  182. Wakerley JB, Lincoln DW (1973) The milk-ejection reflex of the rat: a 20- to 40-fold acceleration in the firing of paraventricular neurones during oxytocin release. J Endocrinol 57: 477–493PubMedGoogle Scholar
  183. Wakerley JB, Noble R (1982) Electrophysiological behaviour of putative vasopressin neurones in intact brains and hypothalamic slices. In: Baertschi AJ, Dreifuss J J (eds) Neuroendocrinology of vasopressin, corticoliberin and opiomelanocortins. Academic, LondonGoogle Scholar
  184. Wakerley JB, Dyball RE J, Lincoln DW (1973) Milk ejection in the rat: the result of a selective release of oxytocin.
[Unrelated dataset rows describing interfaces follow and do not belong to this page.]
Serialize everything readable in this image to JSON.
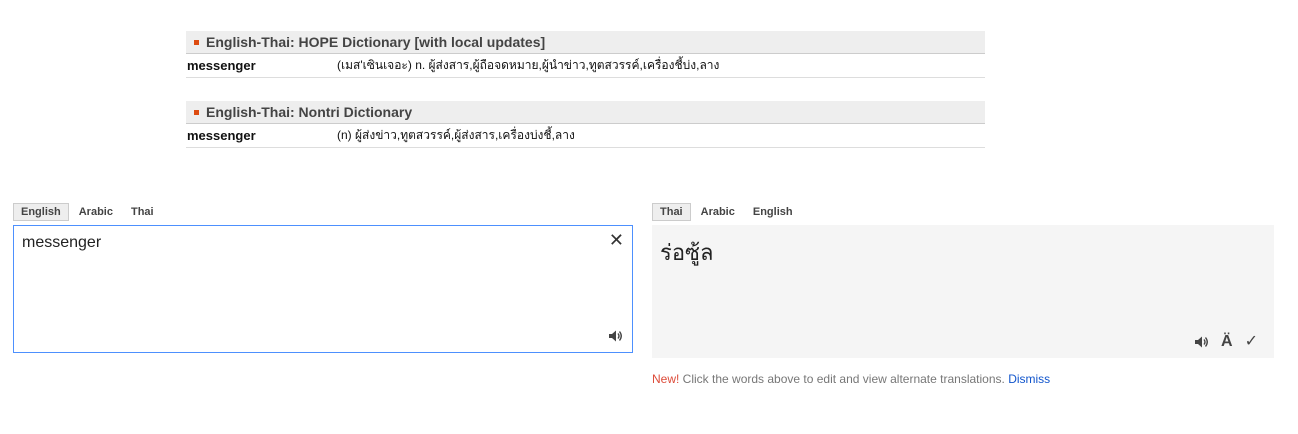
{
  "dictionaries": [
    {
      "title": "English-Thai: HOPE Dictionary [with local updates]",
      "word": "messenger",
      "definition": "(เมส'เซินเจอะ) n. ผู้ส่งสาร,ผู้ถือจดหมาย,ผู้นำข่าว,ทูตสวรรค์,เครื่องชี้บ่ง,ลาง"
    },
    {
      "title": "English-Thai: Nontri Dictionary",
      "word": "messenger",
      "definition": "(n) ผู้ส่งข่าว,ทูตสวรรค์,ผู้ส่งสาร,เครื่องบ่งชี้,ลาง"
    }
  ],
  "source": {
    "languages": [
      "English",
      "Arabic",
      "Thai"
    ],
    "active": "English",
    "text": "messenger",
    "clear_symbol": "✕"
  },
  "target": {
    "languages": [
      "Thai",
      "Arabic",
      "English"
    ],
    "active": "Thai",
    "text": "ร่อซู้ล",
    "phonetic_symbol": "Ä",
    "check_symbol": "✓"
  },
  "notice": {
    "new_label": "New!",
    "message": " Click the words above to edit and view alternate translations. ",
    "dismiss_label": "Dismiss"
  },
  "colors": {
    "accent_orange": "#dd4b10",
    "input_border": "#4d90fe",
    "link_blue": "#1155cc",
    "new_red": "#dd4b39"
  }
}
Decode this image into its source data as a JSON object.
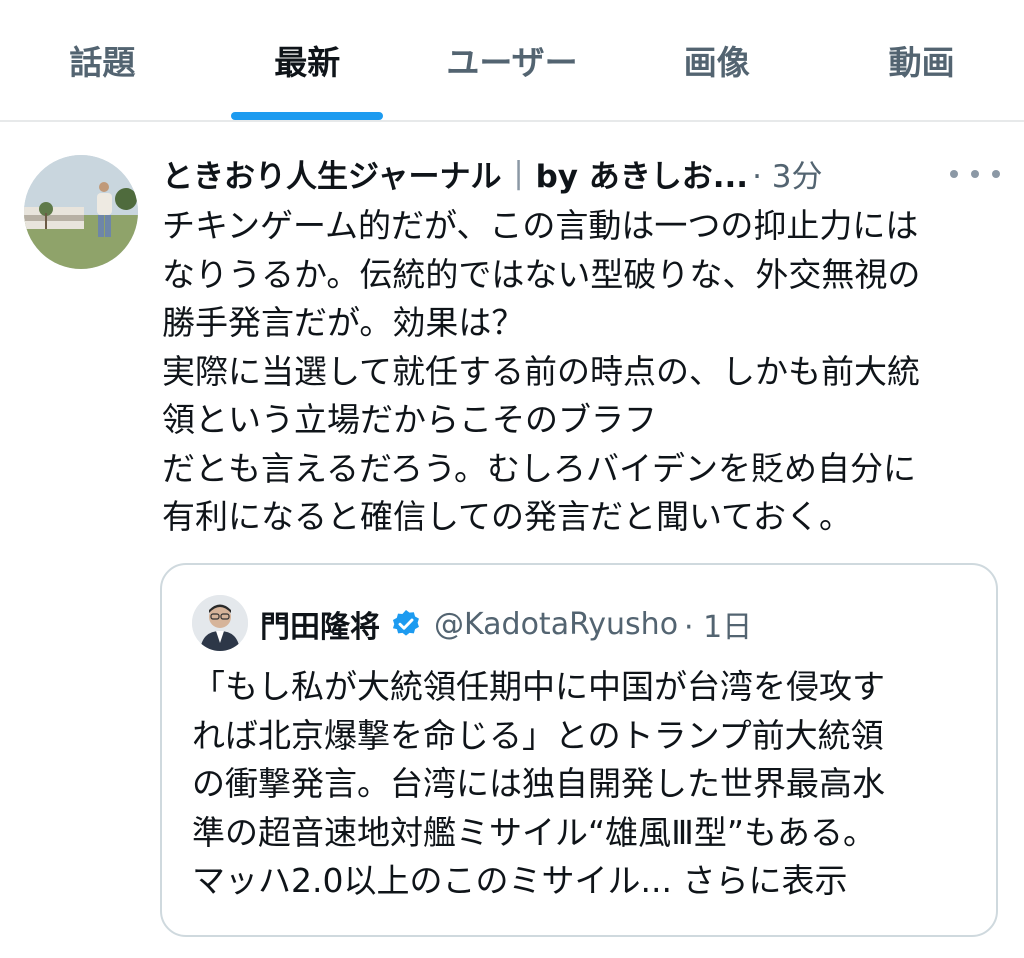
{
  "tabs": [
    {
      "label": "話題",
      "active": false
    },
    {
      "label": "最新",
      "active": true
    },
    {
      "label": "ユーザー",
      "active": false
    },
    {
      "label": "画像",
      "active": false
    },
    {
      "label": "動画",
      "active": false
    }
  ],
  "tweet": {
    "author_name": "ときおり人生ジャーナル",
    "separator": "|",
    "author_suffix": "by あきしお...",
    "time": "· 3分",
    "more_icon": "more-icon",
    "lines": [
      "チキンゲーム的だが、この言動は一つの抑止力には",
      "なりうるか。伝統的ではない型破りな、外交無視の",
      "勝手発言だが。効果は？",
      "実際に当選して就任する前の時点の、しかも前大統",
      "領という立場だからこそのブラフ",
      "だとも言えるだろう。むしろバイデンを貶め自分に",
      "有利になると確信しての発言だと聞いておく。"
    ]
  },
  "quote": {
    "author_name": "門田隆将",
    "verified_icon": "verified-badge-icon",
    "handle": "@KadotaRyusho",
    "time": "· 1日",
    "lines": [
      "「もし私が大統領任期中に中国が台湾を侵攻す",
      "れば北京爆撃を命じる」とのトランプ前大統領",
      "の衝撃発言。台湾には独自開発した世界最高水",
      "準の超音速地対艦ミサイル“雄風Ⅲ型”もある。",
      "マッハ2.0以上のこのミサイル... さらに表示"
    ]
  },
  "colors": {
    "accent": "#1d9bf0",
    "text": "#0f1419",
    "secondary": "#536471",
    "border": "#cfd9de"
  }
}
J Endocrinol 57: 557–558PubMedGoogle Scholar
  185. Wakerly JB, Poulain DA, Dyball RE J, Cross BA (1975) Activity of phasic neurosecretory cells during haemorrhage. Nature 258: 82–84Google Scholar
  186. Wakerley JB, Poulain DA, Brown D (1978) Comparison of firing patterns in oxytocin- and vasopressin-releasing neurones during progressive dehydration. Brain Res 148:425–440PubMedGoogle Scholar
  187. Wakerley JB, Noble R, Clarke G ( 1983a) In vitro studies of the control of phasic discharge in neurosecretory cells of the supraoptiv nucleus. In: Cross BA, Leng G (eds) The neurohypophysis - structure, function and control. Elsevier, AmsterdamGoogle Scholar
  188. Wakerley BJ, Noble R, Clarke G (1983b) Effects of morphine and D-Ala, D-Leu enkephalin on the electrical activity of supraoptic neurosecretory cells in vitro. Neuroscience 10: 73–81PubMedGoogle Scholar
  189. Wang BC, Share L, Crofton JT, Kimura T (1982) Effect of intravenous and intracere- broventricular infusion of hypertonic solutions on plasma and cerebrospinal fluid vasopressin concentrations. Neuroendocrinology 34: 215–221PubMedGoogle Scholar
  190. Watson SJ, Akil H, Fischli W, Goldstin A, Zimmerman E, Nilaver G, van Wimersma Greidanus TB (1982) Dynorphin and vasopressin: common localization in magnocellular neurons. Science 216: 85–87PubMedGoogle Scholar
  191. Weindl A, Sofroniew MV (1981) Relation of neuropeptides to mammalian circumventricular organs. Adv Biochem Psychopharmacol 28: 303–320PubMedGoogle Scholar
  192. Yagi K, Azuma T, Matsuda K (1966) Neurosecretory cell: capable of conducting impulse in rats. Science 154: 778–779PubMedGoogle Scholar
  193. Zerihun L, Harris M (1981) Electrophysiological identification of neurones of paraventricular nucleus sending axons to both the neurohypophysis and the medulla in the rat. Neurosci Lett 23: 157–160PubMedGoogle Scholar

Copyright information

© Springer-Verlag Berlin Heidelberg 1985

Authors and Affiliations

  1. 1.Department of AnatomyUniversity of BristolBristolGreat Britain

Personalised recommendations